▸ What this task involves
In the records below, tally the lines that contain the word "object" and give only that number.

--- START ---

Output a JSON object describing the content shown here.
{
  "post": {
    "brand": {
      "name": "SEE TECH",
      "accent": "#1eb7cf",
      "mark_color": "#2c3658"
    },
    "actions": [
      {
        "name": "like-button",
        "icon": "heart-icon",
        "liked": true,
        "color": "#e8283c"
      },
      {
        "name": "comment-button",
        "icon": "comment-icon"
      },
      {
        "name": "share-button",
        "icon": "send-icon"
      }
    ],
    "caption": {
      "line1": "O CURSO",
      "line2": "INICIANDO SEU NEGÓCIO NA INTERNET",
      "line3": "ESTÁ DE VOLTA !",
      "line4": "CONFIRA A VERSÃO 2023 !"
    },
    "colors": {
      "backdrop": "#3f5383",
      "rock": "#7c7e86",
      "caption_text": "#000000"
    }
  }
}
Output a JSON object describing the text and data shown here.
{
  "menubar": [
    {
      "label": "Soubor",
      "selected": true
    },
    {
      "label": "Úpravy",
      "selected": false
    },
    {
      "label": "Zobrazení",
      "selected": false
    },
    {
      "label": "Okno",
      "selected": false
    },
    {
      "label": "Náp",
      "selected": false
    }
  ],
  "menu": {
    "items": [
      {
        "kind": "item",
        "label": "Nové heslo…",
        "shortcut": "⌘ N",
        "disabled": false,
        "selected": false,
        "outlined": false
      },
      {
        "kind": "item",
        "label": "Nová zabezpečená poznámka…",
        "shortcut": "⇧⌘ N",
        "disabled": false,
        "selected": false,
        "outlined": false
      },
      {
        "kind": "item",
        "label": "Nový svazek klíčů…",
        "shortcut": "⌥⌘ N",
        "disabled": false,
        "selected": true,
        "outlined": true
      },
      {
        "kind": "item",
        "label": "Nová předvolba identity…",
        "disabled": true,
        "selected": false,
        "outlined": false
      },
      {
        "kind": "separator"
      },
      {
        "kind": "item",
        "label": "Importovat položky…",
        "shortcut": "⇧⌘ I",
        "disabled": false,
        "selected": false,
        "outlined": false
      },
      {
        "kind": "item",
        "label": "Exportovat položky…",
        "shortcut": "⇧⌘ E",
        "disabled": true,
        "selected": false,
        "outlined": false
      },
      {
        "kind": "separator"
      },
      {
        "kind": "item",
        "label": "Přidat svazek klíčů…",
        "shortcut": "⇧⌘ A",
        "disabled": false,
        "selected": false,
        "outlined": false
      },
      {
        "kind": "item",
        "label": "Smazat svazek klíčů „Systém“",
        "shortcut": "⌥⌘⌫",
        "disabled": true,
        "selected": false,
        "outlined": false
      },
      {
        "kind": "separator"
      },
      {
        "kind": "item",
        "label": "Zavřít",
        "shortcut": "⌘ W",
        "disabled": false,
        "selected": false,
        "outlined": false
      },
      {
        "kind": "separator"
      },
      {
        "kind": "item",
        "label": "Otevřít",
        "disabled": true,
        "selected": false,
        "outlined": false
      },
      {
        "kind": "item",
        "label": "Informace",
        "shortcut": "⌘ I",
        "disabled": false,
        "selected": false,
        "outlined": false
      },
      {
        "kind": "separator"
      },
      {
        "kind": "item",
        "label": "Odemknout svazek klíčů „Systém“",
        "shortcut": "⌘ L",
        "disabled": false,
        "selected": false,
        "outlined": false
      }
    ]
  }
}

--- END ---

▸ Answer for this exercise
2